The works translated here present philosophy of nature, in Hugh's case a true cosmology, and the religious and theological implications that Hugh and Richard derived from it, were part of the intense intellectual life of the Parisian schools in the twelfth century, and they remain part of the history of thought, perhaps more centrally than the much-studied Didascalicon. Future volumes will perhaps situate Victorine thought in the context of the developing University of Paris, a topic that is not addressed here. Victorine thinking may have done more to stimulate later work in the philosophy of science than has been understood up to now.

Less than twenty pages are given to an introduction to the hymnody of Adam of St. Victor and to translations from a few of his works. Here the absence of the original Latin, with Adam's brilliant doctrinal formulations in technically adroit and singable verse, is to be regretted. A bilingual edition of all of Adam's poetry, however, is promised from a translation series sponsored by the University of Dallas.

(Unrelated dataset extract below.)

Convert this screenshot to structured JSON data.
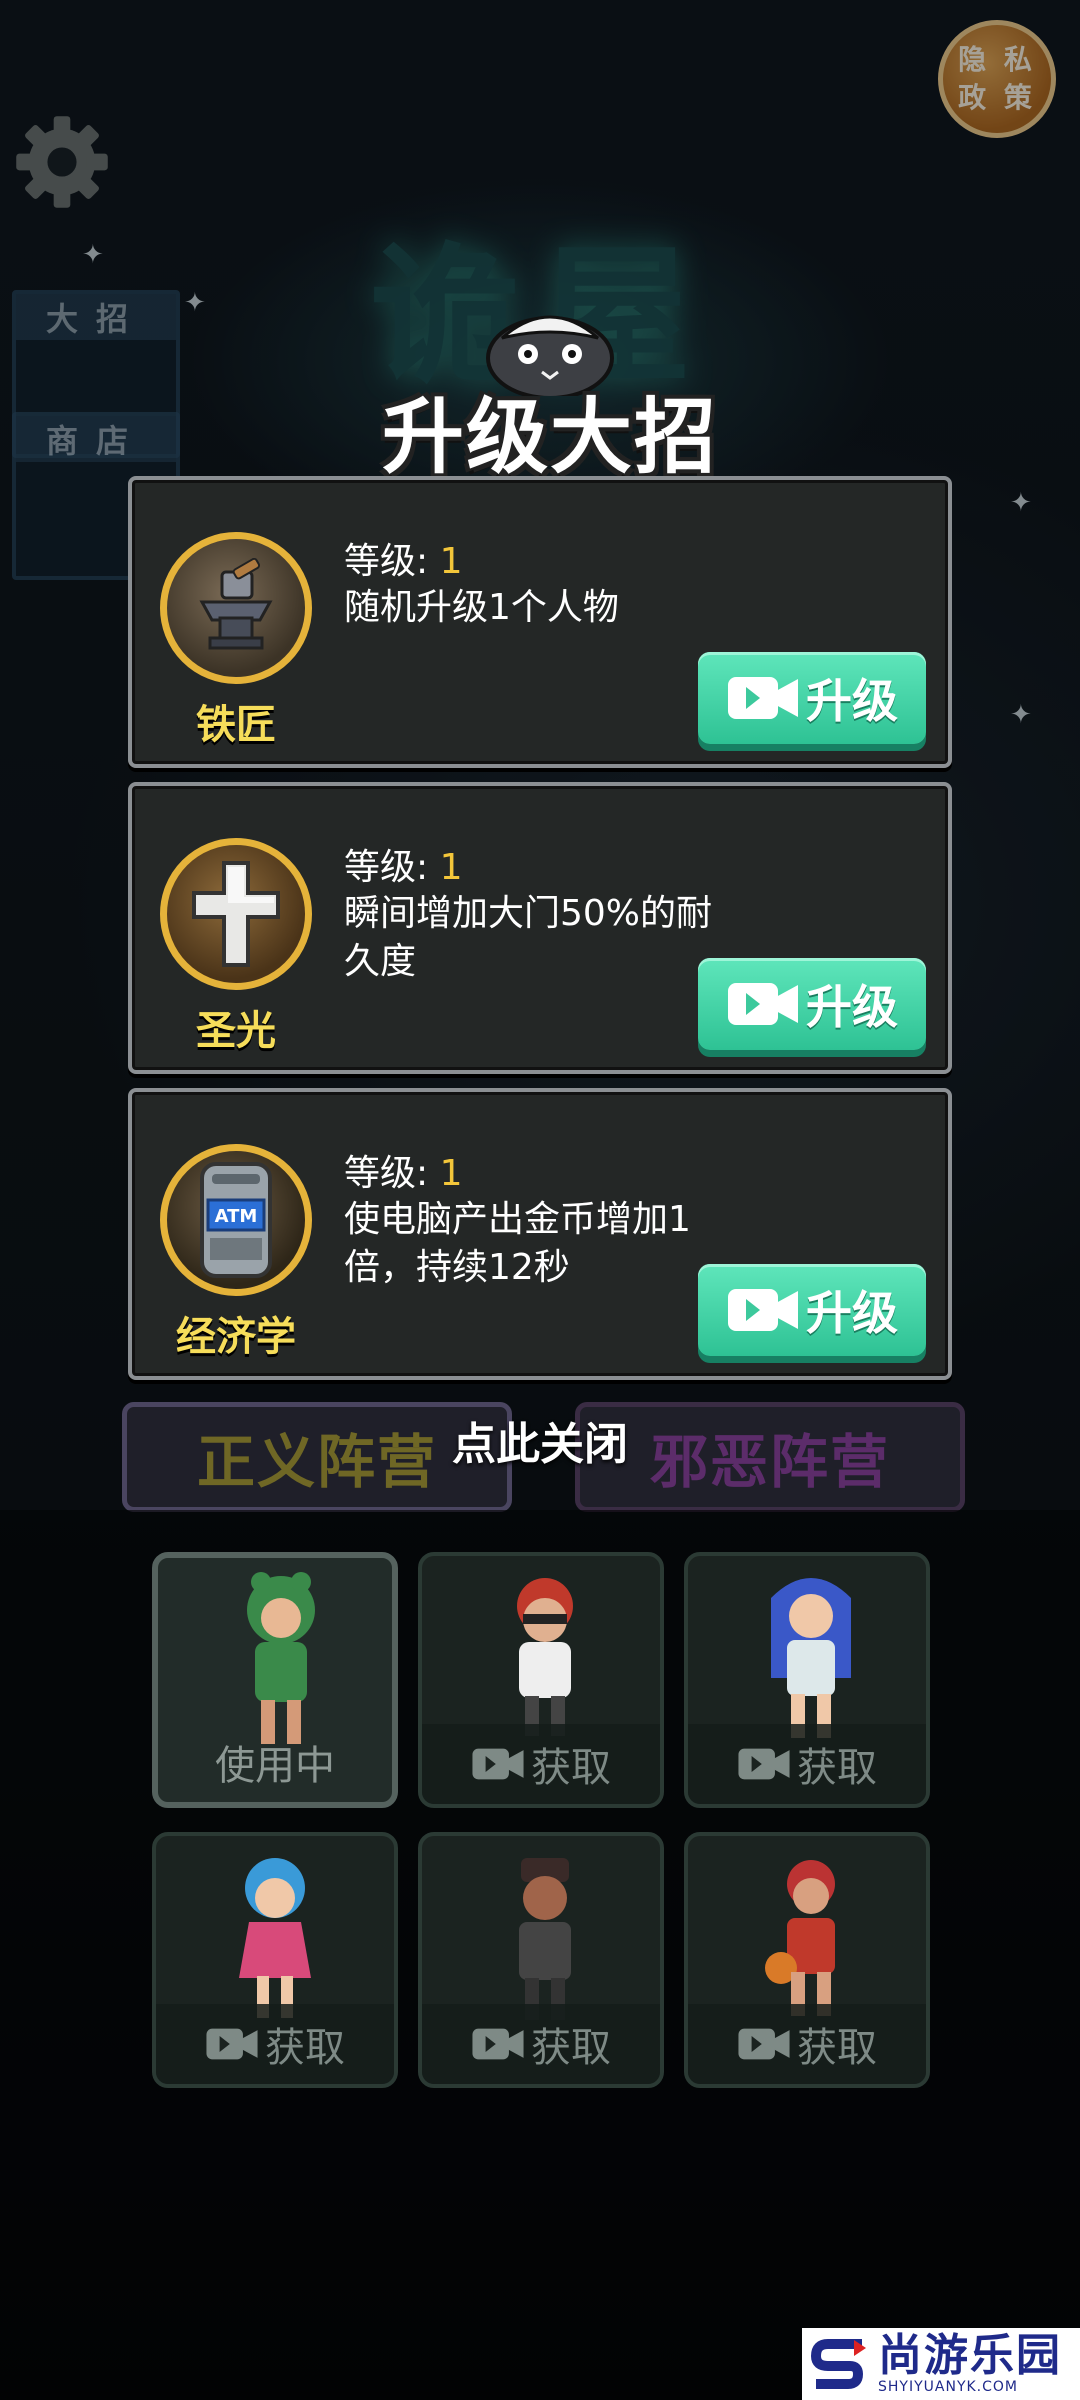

The extensive polyglot bibliography includes even doctoral dissertations. The book's usefulness is enhanced by an index of scriptural references, separate from the subject index. Where the translation of a term is debatable, the Latin original is given in parenthesis, e.g. "supreme causes" for causalissima, and conditio as a (rather surprising) synonym for creatio (140). The endnotes explain difficult terms, e.g. condilectus (371) and omniformitas (266), briefly in most cases, but when the difficulty is considerable, at greater length, e.g. the single note (360-364) explaining Richard's distinction between necessary and probable reasons. These notes, formidably learned, are helpful to students and scholars at any level of knowledge and will suggest valuable lines of further research. Regrettably, the long guide to abbreviations, which includes publication data, overlaps incompletely with the bibliography, since each provides information on works that do not appear in the other, thus requiring consultation of both lists. There are occasional verbal oddities, e.g. "upmost" for "utmost," and the intensive "very" is overdone when it is used to qualify different (twice), similar, common, and difficult, all in two pages. A few typographical errors appear, e.g. igitiur for igitur, (174), chrism for charism, (175), Einsedlen for Einsiedeln (208).